College of Staten Island (CSI) Assistant Professor Christopher Anderson, PhD, wrote an article, “When certainties fade: The changing state of academic research into the changing world of news,” which appeared on SeriouslyMedia.com. The piece was co-authored with Northwestern University’s School of Communication Professor Pablo Boczkowski.
College of Staten Island (CSI) Distinguished Professor Sarah Schulman was featured in an Auto Straddle article in which she discusses her 18th book Conflict Is Not Abuse: Overstating Harm, Community Responsibility and the Duty of Repair and various LGBTQ issues with Editor-in-chief Marie Riese Bernard.
The fruits of the excellent academic connections between College of Staten Island (CSI) students and their faculty mentors were on display, last May, at the Annual Undergraduate Conference on Research, Scholarship, and Performance, which took place in the Center for the Arts.
This year’s Conference was the largest ever with 335 research poster presenters (200 actual posters), 12 oral presentations, and nine panel participants, as well as performances from 80 Music and Dance students, and works by 30 students of the Visual Arts.
CSI Provost and Senior Vice President for Academic Affairs Gary Reichard, PhD, commented on the significance of the event. “The annual Undergraduate Conference on Research, Scholarship, and Performance provides important opportunities for CSI students to showcase their research and performance skills for fellow students, CSI faculty, and members of the campus and Staten Island communities.

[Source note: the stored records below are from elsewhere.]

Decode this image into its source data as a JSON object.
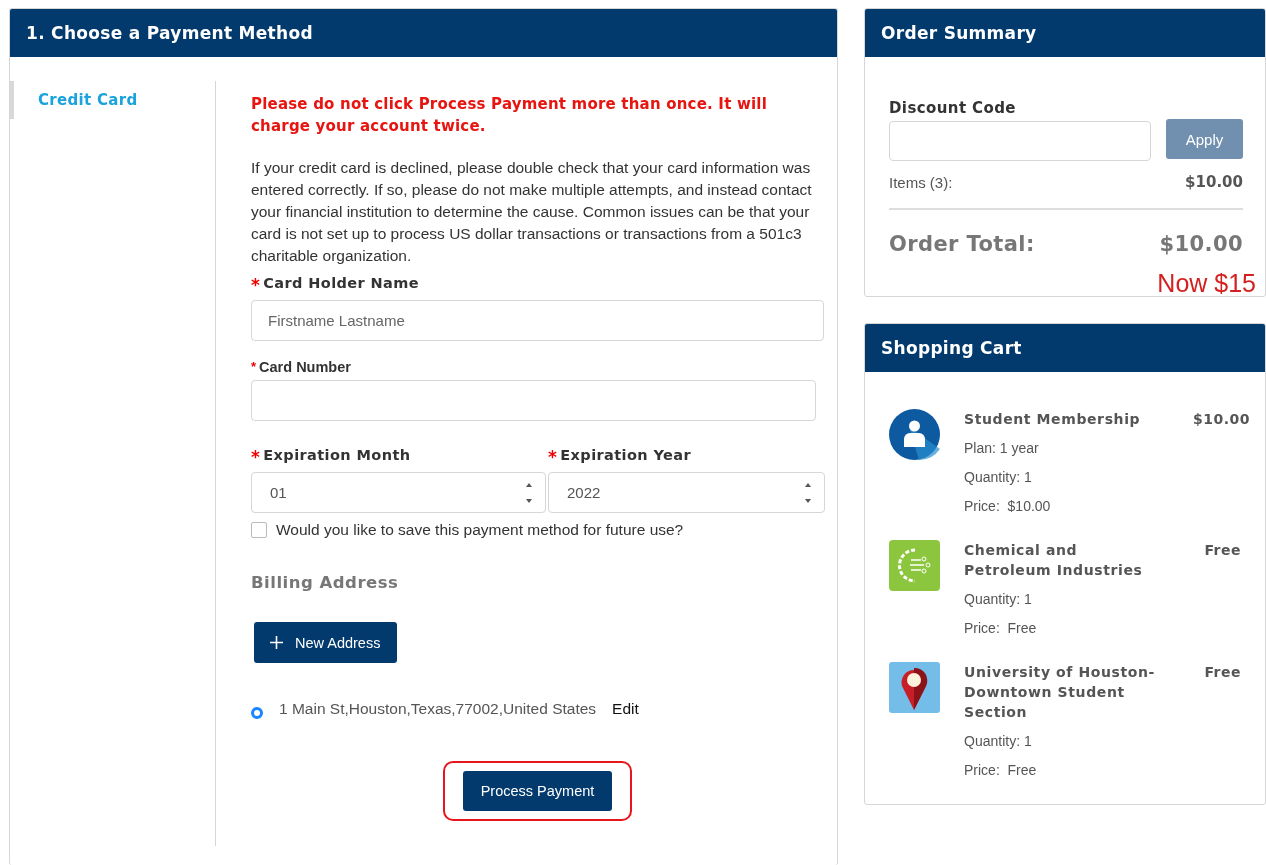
{
  "payment": {
    "title": "1. Choose a Payment Method",
    "methods": [
      {
        "label": "Credit Card",
        "selected": true
      }
    ],
    "warning": "Please do not click Process Payment more than once. It will charge your account twice.",
    "note": "If your credit card is declined, please double check that your card information was entered correctly. If so, please do not make multiple attempts, and instead contact your financial institution to determine the cause. Common issues can be that your card is not set up to process US dollar transactions or transactions from a 501c3 charitable organization.",
    "fields": [
      {
        "kind": "text",
        "marker": "*",
        "label": "Card Holder Name",
        "placeholder": "Firstname Lastname"
      },
      {
        "kind": "text",
        "marker": "*",
        "label": "Card Number"
      }
    ],
    "expiry": [
      {
        "kind": "spin",
        "marker": "*",
        "label": "Expiration Month",
        "value": "01"
      },
      {
        "kind": "spin",
        "marker": "*",
        "label": "Expiration Year",
        "value": "2022"
      }
    ],
    "save_method": {
      "label": "Would you like to save this payment method for future use?",
      "checked": false
    },
    "billing": {
      "title": "Billing Address",
      "new_button": "New Address",
      "addresses": [
        {
          "text": "1 Main St,Houston,Texas,77002,United States",
          "edit": "Edit",
          "selected": true
        }
      ]
    },
    "submit": {
      "label": "Process Payment",
      "highlighted": true
    }
  },
  "order_summary": {
    "title": "Order Summary",
    "discount_label": "Discount Code",
    "apply": "Apply",
    "items_label": "Items (3):",
    "items_value": "$10.00",
    "total_label": "Order Total:",
    "total_value": "$10.00",
    "annotation": "Now $15"
  },
  "cart": {
    "title": "Shopping Cart",
    "items": [
      {
        "name": "Student Membership",
        "price": "$10.00",
        "details": [
          "Plan: 1 year",
          "Quantity: 1",
          "Price:  $10.00"
        ]
      },
      {
        "name": "Chemical and Petroleum Industries",
        "price": "Free",
        "details": [
          "Quantity: 1",
          "Price:  Free"
        ]
      },
      {
        "name": "University of Houston-Downtown Student Section",
        "price": "Free",
        "details": [
          "Quantity: 1",
          "Price:  Free"
        ]
      }
    ]
  }
}
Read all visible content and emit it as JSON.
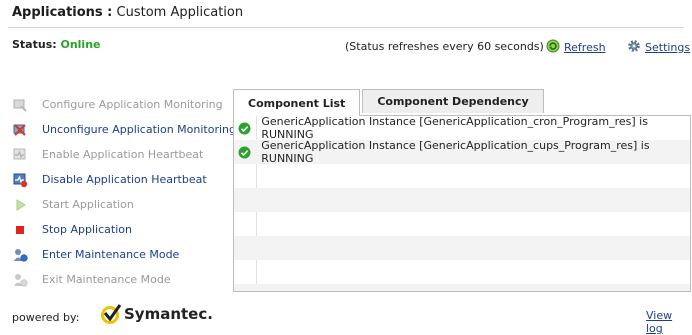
{
  "header": {
    "label": "Applications :",
    "app_name": "Custom Application"
  },
  "status": {
    "label": "Status:",
    "value": "Online",
    "value_color": "#2da12d"
  },
  "refresh": {
    "note": "(Status refreshes every 60 seconds)",
    "refresh_label": "Refresh",
    "settings_label": "Settings"
  },
  "actions": [
    {
      "label": "Configure Application Monitoring",
      "enabled": false,
      "icon": "configure-icon"
    },
    {
      "label": "Unconfigure Application Monitoring",
      "enabled": true,
      "icon": "unconfigure-icon"
    },
    {
      "label": "Enable Application Heartbeat",
      "enabled": false,
      "icon": "enable-heartbeat-icon"
    },
    {
      "label": "Disable Application Heartbeat",
      "enabled": true,
      "icon": "disable-heartbeat-icon"
    },
    {
      "label": "Start Application",
      "enabled": false,
      "icon": "start-icon"
    },
    {
      "label": "Stop Application",
      "enabled": true,
      "icon": "stop-icon"
    },
    {
      "label": "Enter Maintenance Mode",
      "enabled": true,
      "icon": "enter-maintenance-icon"
    },
    {
      "label": "Exit Maintenance Mode",
      "enabled": false,
      "icon": "exit-maintenance-icon"
    }
  ],
  "tabs": [
    {
      "label": "Component List",
      "active": true
    },
    {
      "label": "Component Dependency",
      "active": false
    }
  ],
  "components": [
    {
      "text": "GenericApplication Instance [GenericApplication_cron_Program_res] is RUNNING",
      "status": "running"
    },
    {
      "text": "GenericApplication Instance [GenericApplication_cups_Program_res] is RUNNING",
      "status": "running"
    }
  ],
  "footer": {
    "powered_by": "powered by:",
    "brand": "Symantec.",
    "view_log": "View log"
  },
  "colors": {
    "link": "#1b3f8b",
    "disabled": "#9a9a9a",
    "running": "#2da12d"
  }
}
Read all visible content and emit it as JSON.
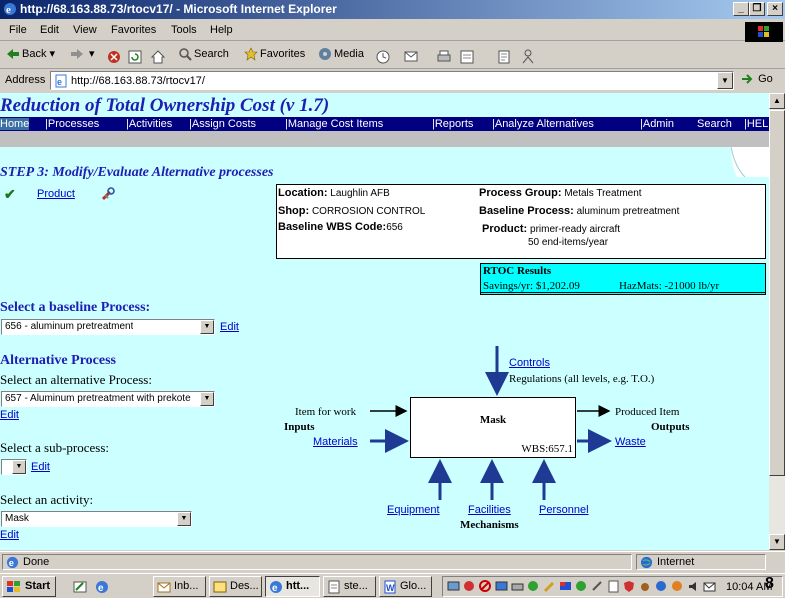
{
  "window": {
    "title": "http://68.163.88.73/rtocv17/ - Microsoft Internet Explorer",
    "minimize": "_",
    "restore": "❐",
    "close": "×"
  },
  "menu": [
    "File",
    "Edit",
    "View",
    "Favorites",
    "Tools",
    "Help"
  ],
  "toolbar": {
    "back": "Back",
    "search": "Search",
    "favorites": "Favorites",
    "media": "Media"
  },
  "address": {
    "label": "Address",
    "url": "http://68.163.88.73/rtocv17/",
    "go": "Go"
  },
  "app": {
    "title": "Reduction of Total Ownership Cost (v 1.7)",
    "nav": [
      {
        "label": "Home",
        "active": true
      },
      {
        "label": "|Processes"
      },
      {
        "label": "|Activities"
      },
      {
        "label": "|Assign Costs"
      },
      {
        "label": "|Manage Cost Items"
      },
      {
        "label": "|Reports"
      },
      {
        "label": "|Analyze Alternatives"
      },
      {
        "label": "|Admin"
      },
      {
        "label": "Search"
      },
      {
        "label": "|HELP"
      }
    ]
  },
  "step": {
    "title": "STEP 3: Modify/Evaluate Alternative processes",
    "product_link": "Product"
  },
  "info": {
    "location_key": "Location:",
    "location_val": "Laughlin AFB",
    "process_group_key": "Process Group:",
    "process_group_val": "Metals Treatment",
    "shop_key": "Shop:",
    "shop_val": "CORROSION CONTROL",
    "baseline_process_key": "Baseline Process:",
    "baseline_process_val": "aluminum pretreatment",
    "baseline_wbs_key": "Baseline WBS Code:",
    "baseline_wbs_val": "656",
    "product_key": "Product:",
    "product_val": "primer-ready aircraft",
    "product_qty": "50 end-items/year"
  },
  "rtoc": {
    "header": "RTOC Results",
    "savings": "Savings/yr: $1,202.09",
    "hazmats": "HazMats: -21000 lb/yr"
  },
  "baseline": {
    "heading": "Select a baseline Process:",
    "selected": "656 - aluminum pretreatment",
    "edit": "Edit"
  },
  "alternative": {
    "heading": "Alternative Process",
    "label": "Select an alternative Process:",
    "selected": "657 - Aluminum pretreatment with prekote",
    "edit": "Edit",
    "sub_label": "Select a sub-process:",
    "sub_selected": "",
    "sub_edit": "Edit",
    "activity_label": "Select an activity:",
    "activity_selected": "Mask",
    "activity_edit": "Edit"
  },
  "diagram": {
    "controls_link": "Controls",
    "controls_text": "Regulations (all levels, e.g. T.O.)",
    "item_for_work": "Item for work",
    "inputs": "Inputs",
    "materials": "Materials",
    "box_title": "Mask",
    "box_wbs": "WBS:657.1",
    "produced_item": "Produced Item",
    "outputs": "Outputs",
    "waste": "Waste",
    "equipment": "Equipment",
    "facilities": "Facilities",
    "personnel": "Personnel",
    "mechanisms": "Mechanisms"
  },
  "status": {
    "done": "Done",
    "zone": "Internet"
  },
  "taskbar": {
    "start": "Start",
    "tasks": [
      {
        "label": "Inb...",
        "active": false
      },
      {
        "label": "Des...",
        "active": false
      },
      {
        "label": "htt...",
        "active": true
      },
      {
        "label": "ste...",
        "active": false
      },
      {
        "label": "Glo...",
        "active": false
      }
    ],
    "time": "10:04 AM",
    "badge": "8"
  },
  "colors": {
    "content_bg": "#ccffff",
    "nav_bg": "#000080",
    "heading_blue": "#1e1eb4",
    "rtoc_bg": "#00ffff",
    "arrow_blue": "#1f3a93"
  }
}
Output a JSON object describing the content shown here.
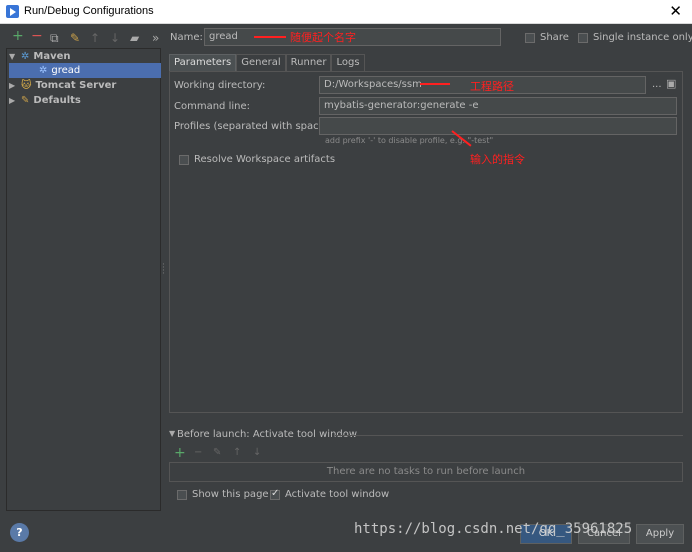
{
  "window": {
    "title": "Run/Debug Configurations"
  },
  "toolbar": {
    "add": "+",
    "remove": "−",
    "more": "»"
  },
  "tree": [
    {
      "label": "Maven",
      "expanded": true
    },
    {
      "label": "gread",
      "selected": true
    },
    {
      "label": "Tomcat Server",
      "expanded": false
    },
    {
      "label": "Defaults",
      "expanded": false
    }
  ],
  "name_row": {
    "label": "Name:",
    "value": "gread",
    "share": "Share",
    "single_instance": "Single instance only"
  },
  "tabs": [
    "Parameters",
    "General",
    "Runner",
    "Logs"
  ],
  "params": {
    "working_dir_label": "Working directory:",
    "working_dir_value": "D:/Workspaces/ssm",
    "browse_dots": "...",
    "command_label": "Command line:",
    "command_value": "mybatis-generator:generate -e",
    "profiles_label": "Profiles (separated with space):",
    "profiles_hint": "add prefix '-' to disable profile, e.g. \"-test\"",
    "resolve_label": "Resolve Workspace artifacts"
  },
  "annotations": {
    "name": "随便起个名字",
    "path": "工程路径",
    "command": "输入的指令"
  },
  "before_launch": {
    "title": "Before launch: Activate tool window",
    "empty_text": "There are no tasks to run before launch",
    "show_page": "Show this page",
    "activate": "Activate tool window"
  },
  "buttons": {
    "ok": "OK",
    "cancel": "Cancel",
    "apply": "Apply",
    "help": "?"
  },
  "watermark": "https://blog.csdn.net/qq_35961825",
  "colors": {
    "selection": "#4b6eaf",
    "annotation": "#ff2020",
    "background": "#3c3f41"
  }
}
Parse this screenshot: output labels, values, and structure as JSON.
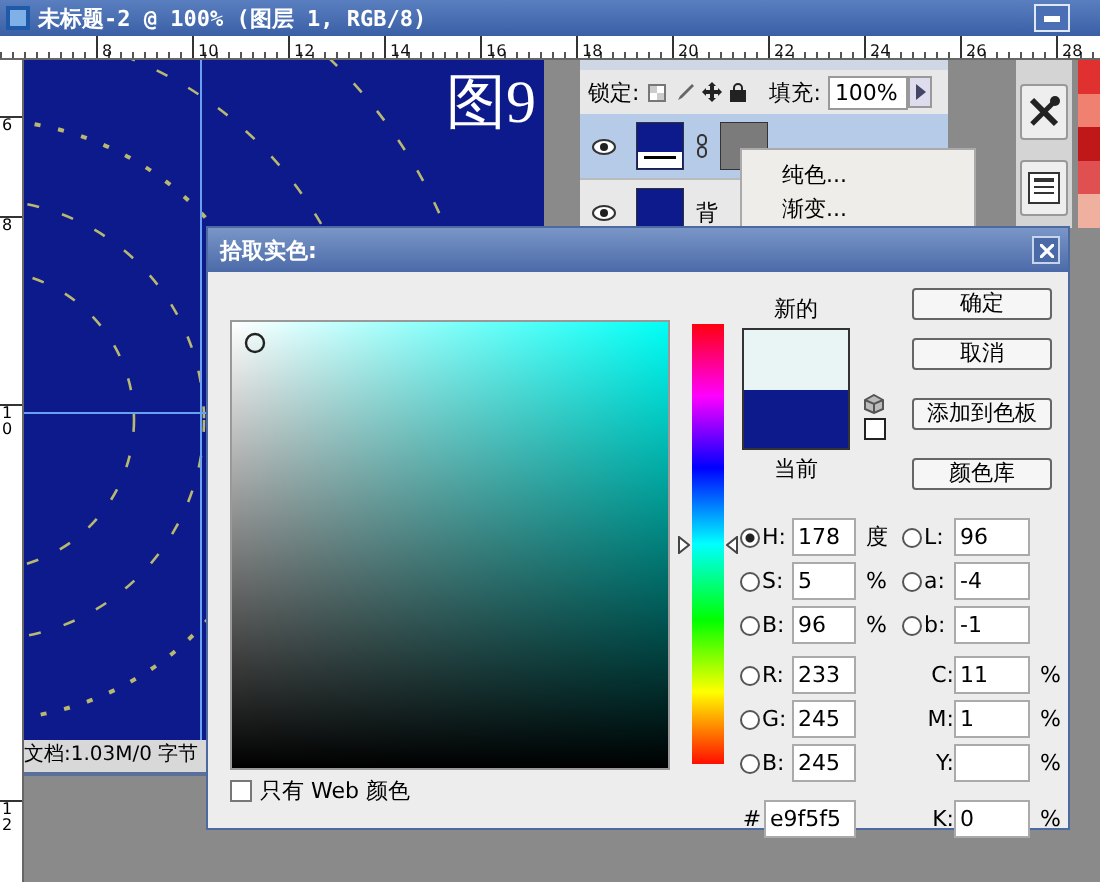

In its 16th year in 2017, it has become a jewel for CSI. The annual Conference underscores the exceptional one-on-one mentoring relationships between CSI’s world-class faculty and students.”
Beyond the research posters, panel discussions, and paper presentations, other highlights included a recital from the CSI Chamber Music Ensemble, a program featuring the CSI Dance Program, and the Undergraduate Research Conference Art Exhibition.
The Conference is sponsored by the Division of Academic Affairs with funding from CSI Student Government, the Office of Alumni relations, and the CSI Foundation.